After that, we will put our 3 bunches of pechay inside. Let this cook for a shorter time, which would be 3 minutes. Then we’re practically done! All you need to do to finish it off is season with some fish sauce and ground black pepper. Add as much as you’d like to get it to the flavor you desire. Then transfer your lovely Porknigang in your serving bowl of choice. Don’t forget to have this with heaps of warm rice!
What did you think of this dish? I think there’s always something fun about taking a great recipe, and adding a little bit of a spin to it. If like me, you love to try recipes like these, here are some more recommendations!

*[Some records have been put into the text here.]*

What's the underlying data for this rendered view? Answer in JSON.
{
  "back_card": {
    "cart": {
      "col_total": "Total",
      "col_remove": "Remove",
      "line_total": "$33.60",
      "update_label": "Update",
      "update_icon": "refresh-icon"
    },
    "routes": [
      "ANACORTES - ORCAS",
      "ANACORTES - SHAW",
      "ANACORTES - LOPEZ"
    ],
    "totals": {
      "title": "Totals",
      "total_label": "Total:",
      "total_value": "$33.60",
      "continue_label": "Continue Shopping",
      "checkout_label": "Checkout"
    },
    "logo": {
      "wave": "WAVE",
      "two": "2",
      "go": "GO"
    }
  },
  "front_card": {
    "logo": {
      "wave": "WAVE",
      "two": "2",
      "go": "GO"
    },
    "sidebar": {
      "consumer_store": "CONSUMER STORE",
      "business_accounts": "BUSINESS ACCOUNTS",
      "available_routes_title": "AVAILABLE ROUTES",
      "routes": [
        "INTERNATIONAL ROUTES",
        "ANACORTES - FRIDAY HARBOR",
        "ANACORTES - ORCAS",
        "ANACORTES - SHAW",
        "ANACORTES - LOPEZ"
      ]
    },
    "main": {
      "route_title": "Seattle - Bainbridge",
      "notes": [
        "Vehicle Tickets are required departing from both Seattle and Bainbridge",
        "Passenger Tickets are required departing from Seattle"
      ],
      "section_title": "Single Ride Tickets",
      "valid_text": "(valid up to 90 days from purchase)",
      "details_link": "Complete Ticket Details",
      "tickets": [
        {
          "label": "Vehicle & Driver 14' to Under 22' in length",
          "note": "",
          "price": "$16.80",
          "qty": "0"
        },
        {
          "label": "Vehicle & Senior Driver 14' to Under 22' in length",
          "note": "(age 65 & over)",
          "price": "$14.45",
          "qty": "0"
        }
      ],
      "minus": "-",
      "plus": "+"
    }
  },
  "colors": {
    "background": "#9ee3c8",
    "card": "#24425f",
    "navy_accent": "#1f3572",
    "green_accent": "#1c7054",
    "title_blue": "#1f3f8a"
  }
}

Classic Filipino dishes with a twist:
Like our main recipe, this dish utilizes the ever tender and appealing pork baby back ribs as its hero. But instead of possessing a unique sourness, this recipe makes the most of a milder, but altogether satisfyingly salty flavor. This Pork Baby Back Ribs Nilaga is perfectly wholesome in its usage of nutritious vegetables too. You get the great balance of a healthy meal with just the right amount of flavor!
We, Filipinos, also love our fair share of pork chop. This is a greatly accessible ingredient that goes well with most kinds of spices and cooking methods. That is why I also tried to make Pork Chop Sinigang, which turned out to be a kitchen success. This is a fantastic alternative for when you don’t want a seafood dish, but are looking to have that familiar sour factor that sinigang has.
How did you like this Porknigang recipe? Let me know if you have any suggestions or questions by commenting below!
Porknigang (Sinigang na Baboy)
- 3 lbs. pork baby back ribs
- 3 bunches bok choy
- 1 1/2 liter water
- 44 grams Knorr Sinigang sa Sampaloc with Gabi
- 15 counts string beans cut in 2-inch pieces
- 8 okra
- 1 eggplant sliced
- 3 long green chili pepper
- 1 cup daikon radish sliced
- 2 tomato
- 1 onion wedged
- 3 tablespoons cooking oil
- Fish sauce and ground black pepper to taste
- Heat oil in a large pot. Saute onion and tomato until the layers of the onion starts to separate.
- Add pork spare ribs. Continue sautéing until the pork turns light brown in color.
- Pour water. Cover the pot. Let the water boil. Adjust heat to low setting and continue boiling for 30 minutes.
- Add Knorr Sinigang sa Sampaloc with Gabi recipe mix and daikon radish. Stir and cover the pot. Continue cooking until the pork gets tender.
- Add chili pepper, string beans, okra, and eggplant. Cook for 12 minutes.
- Add pechay. Cook for 3 minutes.
- Season with fish sauce and ground black pepper.
- Transfer to a serving bowl. Serve with rice. Share and enjoy!